I know, I know, that’s not really a line from the “Do You Hear What I Hear?” Christmas carol, but that’s the tune that popped into my head when I was thinking about writing this.
I went to the eye doctor on September 15th, 2014. The date is only significant because it’s almost exactly four years after the last time I went: September 23rd, 2010. I got a new driver’s license a few weeks ago and I was pretty sure that the glasses I was wearing this time are the same ones I was wearing the last time. One point for me!
I didn’t have a reason for not going, I just never got around to it. I could see well enough, so why go through the hassle? Well, I got tired of not being able to see straight. I have a nifty form of astigmatism that makes my eyes focus in different places.

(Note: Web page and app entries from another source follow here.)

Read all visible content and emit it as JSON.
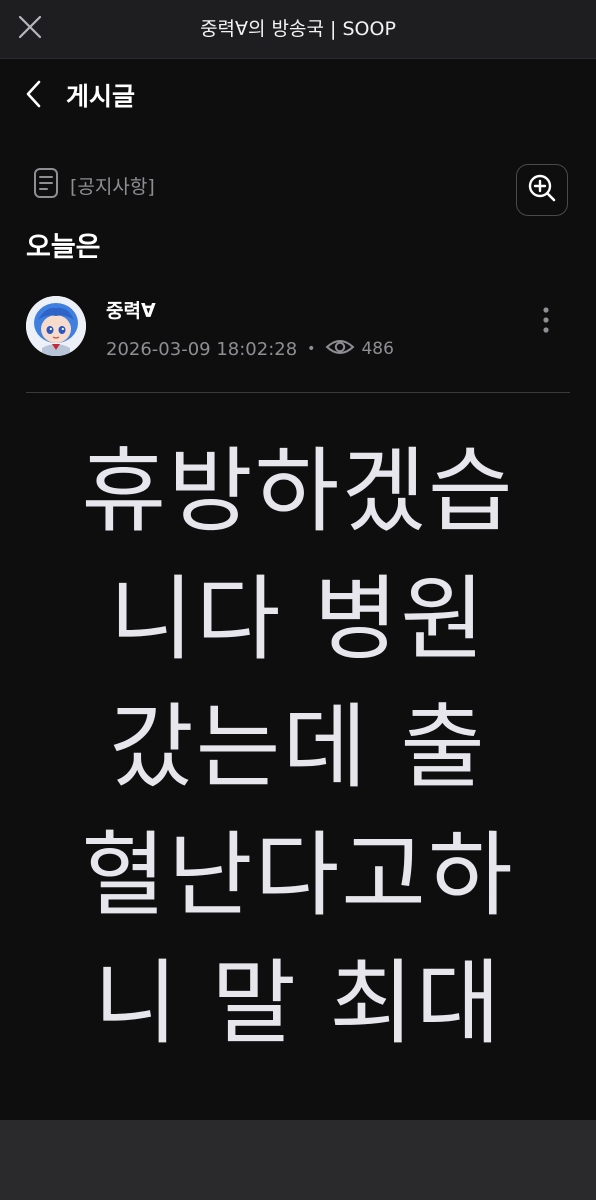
{
  "header": {
    "title": "중력∀의 방송국 | SOOP"
  },
  "nav": {
    "title": "게시글"
  },
  "post": {
    "category": "[공지사항]",
    "title": "오늘은",
    "author": "중력∀",
    "datetime": "2026-03-09 18:02:28",
    "separator": "•",
    "views": "486",
    "body_lines": [
      "휴방하겠습",
      "니다 병원",
      "갔는데 출",
      "혈난다고하",
      "니 말 최대"
    ]
  },
  "icons": {
    "close": "close-icon",
    "back": "chevron-left-icon",
    "category": "document-icon",
    "zoom": "zoom-in-icon",
    "views": "eye-icon",
    "more": "more-vertical-icon"
  },
  "colors": {
    "background": "#0e0e0f",
    "topbar": "#1e1e20",
    "muted_text": "#8e8e93",
    "body_text": "#e6e6ec"
  }
}
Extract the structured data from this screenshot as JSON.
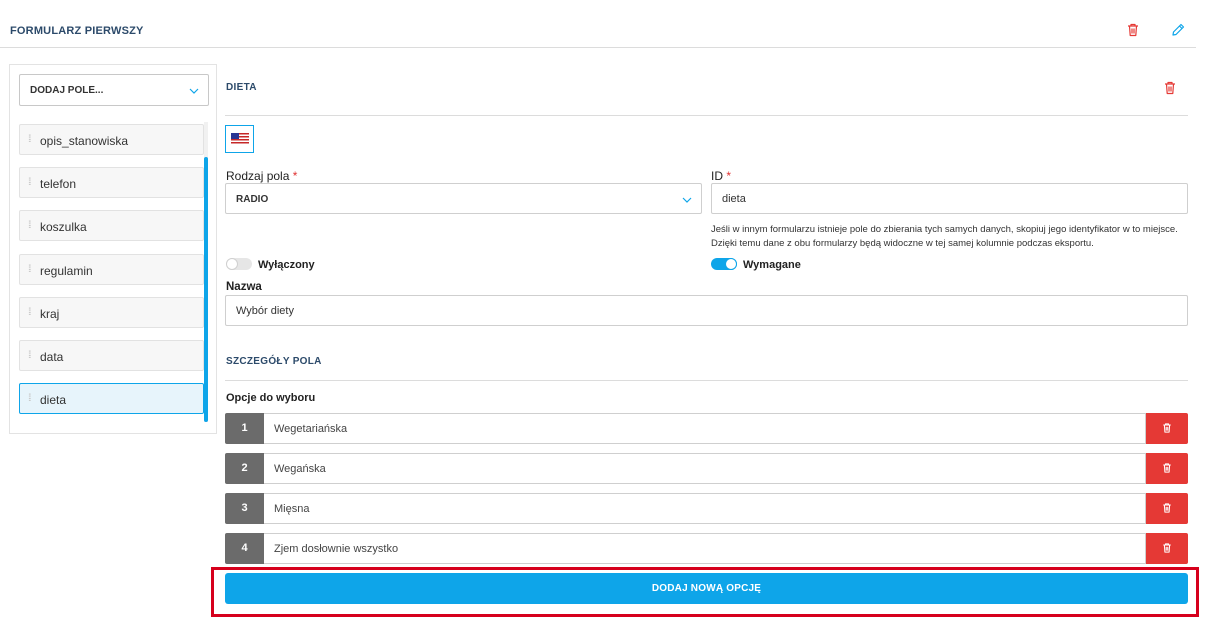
{
  "form": {
    "title": "FORMULARZ PIERWSZY"
  },
  "header_icons": {
    "delete": "trash-icon",
    "edit": "pencil-icon"
  },
  "sidebar": {
    "add_field_label": "DODAJ POLE...",
    "items": [
      {
        "label": "opis_stanowiska"
      },
      {
        "label": "telefon"
      },
      {
        "label": "koszulka"
      },
      {
        "label": "regulamin"
      },
      {
        "label": "kraj"
      },
      {
        "label": "data"
      },
      {
        "label": "dieta",
        "active": true
      }
    ]
  },
  "field": {
    "section_title": "DIETA",
    "language_flag": "us-flag-icon",
    "type_label": "Rodzaj pola",
    "type_value": "RADIO",
    "id_label": "ID",
    "id_value": "dieta",
    "required_mark": "*",
    "hint_line1": "Jeśli w innym formularzu istnieje pole do zbierania tych samych danych, skopiuj jego identyfikator w to miejsce.",
    "hint_line2": "Dzięki temu dane z obu formularzy będą widoczne w tej samej kolumnie podczas eksportu.",
    "disabled_label": "Wyłączony",
    "required_label": "Wymagane",
    "name_label": "Nazwa",
    "name_value": "Wybór diety"
  },
  "details": {
    "section_title": "SZCZEGÓŁY POLA",
    "options_label": "Opcje do wyboru",
    "options": [
      {
        "num": "1",
        "value": "Wegetariańska"
      },
      {
        "num": "2",
        "value": "Wegańska"
      },
      {
        "num": "3",
        "value": "Mięsna"
      },
      {
        "num": "4",
        "value": "Zjem dosłownie wszystko"
      }
    ],
    "add_option_label": "DODAJ NOWĄ OPCJĘ"
  },
  "colors": {
    "accent": "#0ea5e9",
    "danger": "#e53935",
    "highlight": "#d6001c",
    "option_number_bg": "#6b6b6b"
  }
}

If I let my eyes relax, everything splits into two. (Upon getting my eyes tested this week, I found out that one is slightly diagonal, too.)
I’ll be the first to admit that I’m very sensitive when it comes to my eyes. Or maybe “squeamish” would be a better term. It can be ridiculously hard for me to do really simple stuff. I’ve been in a handful of plays and I can barely put on mascara. I usually end up caking a bunch on the ends of my eyelashes, then use paper towels to pull off the excess. Eyeliner? Not gonna happen. I can’t handle letting stabby things like pencils get that close to my eyes.
The eye doctor had an assistant who did some of the initial testing. After some of the basic “What’s the lowest line you can read?” charts, it was time to put in some eye drops to dilate my pupils. Wonderful.
I’m not sure what’s happened with eye drop technology in the last four years, but thankfully, I didn’t need to keep my eyes open afterward: she just pried open my eyelid, dropped some liquid in there and it immediately ran down my cheek when I blinked my eye closed. In the past, that would have meant more eye drops, which would have led to more suffering. And I was suffering.
I think I took as many breaks as I got drops. She told me to look up at the ceiling, I could hear the surge of blood rushing into my ears, my eyelid would immediately try to close if anything got near it, then I’d have to stop and rub my eye for a minute. Then she said the most irritating thing I’ve heard in a very long time:
“I know how you feel. I’ve seen people have this problem plenty of times.”
My relatively polite response?
“No, you really don’t.”
I don’t remember where I read this, but one of the worst things you can say to someone is “I know how you feel” because you don’t. You can’t. My grandfather died while I was in college and I had to stay at school for a majority of a week until I could fly home for the wake. I think I told three people before I left. Back in 2005, we had a dog who had some nasty disease and we were going to put her to sleep. I went to the vet, sat down next to her with a box of tissues and bawled my eyes out for forty-five minutes. If any of you read through this paragraph and thought, “I know how you feel”, you’re full of shit.
I know people who are afraid of heights. I sometimes get a sense of vertigo when I’m looking down from the edge of a skyscraper, but that’s not the same as being scared of climbing three steps up on a ladder. Maybe I know that you feel afraid, but I have no idea how you feel.
It’s incredibly frustrating because it’s so simple. All I need to do is hold my eye open just a little bit. It’s a tiny drop of liquid, nothing more. I see people put eye drops in all the time, but honestly, it makes me cringe a little, thinking about how my body would react if I tried doing it myself.
Eventually, the assistant left to go get the doctor. He came into the room and even though it had been four years since my last visit, he quickly remembered me having the same problem back then, too. “Try to hold your other eye open and look toward the ceiling.” I tried as hard as I could, but the blood started surging in my ears again while the other eyelid stayed closed tight.
We managed to get through most of the tests that involved shining bright lights directly into my eyes. Not all, but most. He decided that was good enough. There wasn’t much point in trying to do any other tests if my eyelids were going to clamp shut every time we tried to keep them open. Ultimately, my eyelids would win. Thankfully, when my appointment was over and he handed me my new prescription, the only thing he said to me was “Say hi to your dad for me.” Much less irritating.